John Berger Archive
It’s an upsetting premise: The estranged parents of Ninon, a twenty-three-year-old woman dying of AIDS, travel across Europe to attend her wedding in Italy.
With several unforeseen upheavals in global politics over the last year, John Berger’s approach to art and literature as implicitly political seems more relevant than ever. Throughout his extensive oeuvre, Berger posited aesthetics as a radical vehicle for social change, and embraced the role of storytelling and criticism, of
If language is engine as well as imprint of human cognition, then does its resistance to change hold us back? Or does our inability to assimilate big notions of quantum mechanics and theoretical physics prevent their naturalization, holding them open for seeing and questioning?

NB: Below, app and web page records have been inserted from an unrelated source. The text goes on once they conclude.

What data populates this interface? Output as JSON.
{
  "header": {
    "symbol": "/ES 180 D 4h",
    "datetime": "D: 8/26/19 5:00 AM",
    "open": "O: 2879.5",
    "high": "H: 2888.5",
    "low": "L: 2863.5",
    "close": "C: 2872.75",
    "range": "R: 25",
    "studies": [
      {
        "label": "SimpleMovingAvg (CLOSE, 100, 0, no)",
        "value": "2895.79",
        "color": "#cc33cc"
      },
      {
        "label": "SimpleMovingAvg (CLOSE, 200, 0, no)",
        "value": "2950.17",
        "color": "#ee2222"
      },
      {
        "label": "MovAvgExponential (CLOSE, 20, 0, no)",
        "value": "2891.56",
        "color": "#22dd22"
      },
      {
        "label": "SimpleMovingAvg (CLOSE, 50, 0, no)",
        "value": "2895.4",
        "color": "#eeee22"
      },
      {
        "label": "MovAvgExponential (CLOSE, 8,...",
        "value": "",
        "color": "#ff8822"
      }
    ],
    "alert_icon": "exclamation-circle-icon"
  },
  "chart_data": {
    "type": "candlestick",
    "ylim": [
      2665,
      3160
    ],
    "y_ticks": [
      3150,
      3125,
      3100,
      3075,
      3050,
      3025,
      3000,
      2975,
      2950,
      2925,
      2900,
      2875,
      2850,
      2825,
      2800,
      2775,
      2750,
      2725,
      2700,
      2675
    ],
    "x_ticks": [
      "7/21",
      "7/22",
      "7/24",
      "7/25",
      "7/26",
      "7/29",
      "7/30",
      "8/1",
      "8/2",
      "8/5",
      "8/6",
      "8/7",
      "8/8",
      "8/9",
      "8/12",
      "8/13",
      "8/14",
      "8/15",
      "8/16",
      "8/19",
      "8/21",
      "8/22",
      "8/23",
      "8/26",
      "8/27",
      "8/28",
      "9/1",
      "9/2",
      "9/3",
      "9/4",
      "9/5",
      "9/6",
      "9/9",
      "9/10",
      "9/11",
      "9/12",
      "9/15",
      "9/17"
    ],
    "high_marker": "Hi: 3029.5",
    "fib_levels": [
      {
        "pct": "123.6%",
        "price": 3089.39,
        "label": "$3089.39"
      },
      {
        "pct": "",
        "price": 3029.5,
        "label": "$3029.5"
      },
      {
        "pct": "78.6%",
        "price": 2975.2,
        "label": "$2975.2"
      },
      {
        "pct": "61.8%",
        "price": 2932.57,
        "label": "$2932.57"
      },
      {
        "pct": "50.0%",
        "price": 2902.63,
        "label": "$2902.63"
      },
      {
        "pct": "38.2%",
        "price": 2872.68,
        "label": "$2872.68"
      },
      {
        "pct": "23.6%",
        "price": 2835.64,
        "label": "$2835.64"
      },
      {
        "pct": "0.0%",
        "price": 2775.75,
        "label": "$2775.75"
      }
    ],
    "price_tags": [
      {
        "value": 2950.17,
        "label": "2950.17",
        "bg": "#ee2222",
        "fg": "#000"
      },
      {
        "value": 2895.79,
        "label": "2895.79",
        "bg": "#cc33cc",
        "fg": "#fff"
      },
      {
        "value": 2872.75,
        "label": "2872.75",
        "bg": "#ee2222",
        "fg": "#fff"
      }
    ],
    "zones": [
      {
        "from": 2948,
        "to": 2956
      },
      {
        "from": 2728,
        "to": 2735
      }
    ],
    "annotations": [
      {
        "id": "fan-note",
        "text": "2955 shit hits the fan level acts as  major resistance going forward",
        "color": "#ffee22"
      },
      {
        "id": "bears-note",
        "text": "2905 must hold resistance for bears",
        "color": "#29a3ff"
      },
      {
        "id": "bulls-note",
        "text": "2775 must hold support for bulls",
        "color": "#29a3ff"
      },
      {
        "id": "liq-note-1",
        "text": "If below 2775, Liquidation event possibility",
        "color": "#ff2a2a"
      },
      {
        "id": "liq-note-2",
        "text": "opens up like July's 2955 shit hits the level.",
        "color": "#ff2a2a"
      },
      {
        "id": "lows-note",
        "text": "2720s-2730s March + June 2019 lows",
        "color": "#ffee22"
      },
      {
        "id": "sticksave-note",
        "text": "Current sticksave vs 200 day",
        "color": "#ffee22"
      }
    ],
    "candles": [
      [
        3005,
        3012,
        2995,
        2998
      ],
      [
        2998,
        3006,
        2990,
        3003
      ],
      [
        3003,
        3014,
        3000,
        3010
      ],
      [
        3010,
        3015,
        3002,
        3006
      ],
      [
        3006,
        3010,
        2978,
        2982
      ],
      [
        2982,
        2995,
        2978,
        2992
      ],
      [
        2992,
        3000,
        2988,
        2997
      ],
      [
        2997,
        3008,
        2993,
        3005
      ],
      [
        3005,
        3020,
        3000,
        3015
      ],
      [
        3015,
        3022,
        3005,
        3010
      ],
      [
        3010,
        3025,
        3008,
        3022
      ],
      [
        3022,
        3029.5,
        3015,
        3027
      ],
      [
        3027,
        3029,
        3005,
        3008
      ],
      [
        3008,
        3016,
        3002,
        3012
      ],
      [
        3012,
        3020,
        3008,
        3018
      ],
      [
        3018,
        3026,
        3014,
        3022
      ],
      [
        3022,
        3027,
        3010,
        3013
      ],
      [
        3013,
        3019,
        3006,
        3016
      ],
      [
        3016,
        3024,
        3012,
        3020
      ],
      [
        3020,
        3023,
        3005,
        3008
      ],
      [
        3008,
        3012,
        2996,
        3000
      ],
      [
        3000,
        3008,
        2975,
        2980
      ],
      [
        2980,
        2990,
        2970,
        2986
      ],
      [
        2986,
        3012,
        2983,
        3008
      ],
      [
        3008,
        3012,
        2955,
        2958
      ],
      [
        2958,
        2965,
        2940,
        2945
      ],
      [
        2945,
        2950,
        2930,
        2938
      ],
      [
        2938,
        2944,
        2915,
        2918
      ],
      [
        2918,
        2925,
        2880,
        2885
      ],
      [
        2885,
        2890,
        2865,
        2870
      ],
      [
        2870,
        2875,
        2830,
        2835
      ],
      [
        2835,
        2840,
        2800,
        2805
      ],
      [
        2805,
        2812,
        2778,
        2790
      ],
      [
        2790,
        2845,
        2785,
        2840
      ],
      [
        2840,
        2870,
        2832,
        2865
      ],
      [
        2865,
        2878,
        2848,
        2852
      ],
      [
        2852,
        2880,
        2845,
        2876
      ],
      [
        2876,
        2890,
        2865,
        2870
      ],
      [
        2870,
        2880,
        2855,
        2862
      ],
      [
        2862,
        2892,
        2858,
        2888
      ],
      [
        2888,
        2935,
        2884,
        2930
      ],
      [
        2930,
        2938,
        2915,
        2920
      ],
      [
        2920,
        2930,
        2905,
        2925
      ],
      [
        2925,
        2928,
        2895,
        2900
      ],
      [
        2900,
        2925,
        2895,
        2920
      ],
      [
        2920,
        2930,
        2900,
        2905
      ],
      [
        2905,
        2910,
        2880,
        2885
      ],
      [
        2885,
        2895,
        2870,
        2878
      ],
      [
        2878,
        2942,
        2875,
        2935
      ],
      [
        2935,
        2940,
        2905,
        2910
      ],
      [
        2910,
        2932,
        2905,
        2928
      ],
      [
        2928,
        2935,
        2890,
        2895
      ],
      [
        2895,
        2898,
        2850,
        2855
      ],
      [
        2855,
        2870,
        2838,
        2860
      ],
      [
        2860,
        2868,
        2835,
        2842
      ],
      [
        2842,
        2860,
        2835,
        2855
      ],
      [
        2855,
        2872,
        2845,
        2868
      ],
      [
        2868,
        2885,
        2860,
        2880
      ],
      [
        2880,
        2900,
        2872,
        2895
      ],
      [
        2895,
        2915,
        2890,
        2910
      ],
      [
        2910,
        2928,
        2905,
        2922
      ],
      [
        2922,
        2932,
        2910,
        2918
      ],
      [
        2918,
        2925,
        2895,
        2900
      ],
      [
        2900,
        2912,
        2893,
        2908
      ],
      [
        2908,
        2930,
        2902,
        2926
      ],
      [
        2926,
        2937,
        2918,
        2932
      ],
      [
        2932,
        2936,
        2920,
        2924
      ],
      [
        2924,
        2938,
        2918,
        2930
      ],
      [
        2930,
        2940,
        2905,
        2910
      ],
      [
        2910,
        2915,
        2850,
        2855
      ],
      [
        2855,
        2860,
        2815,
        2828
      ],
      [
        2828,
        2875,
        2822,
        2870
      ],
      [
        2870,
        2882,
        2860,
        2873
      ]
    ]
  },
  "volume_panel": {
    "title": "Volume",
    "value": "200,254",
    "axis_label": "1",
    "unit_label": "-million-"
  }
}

It seems a pretty commonplace thing to say that great art results from heartbreak. There are countless examples in painting, music, and literature. Sometimes it’s a series of hardships that inspired an artist. Sometimes a direct line can be drawn back to a single event that brought about a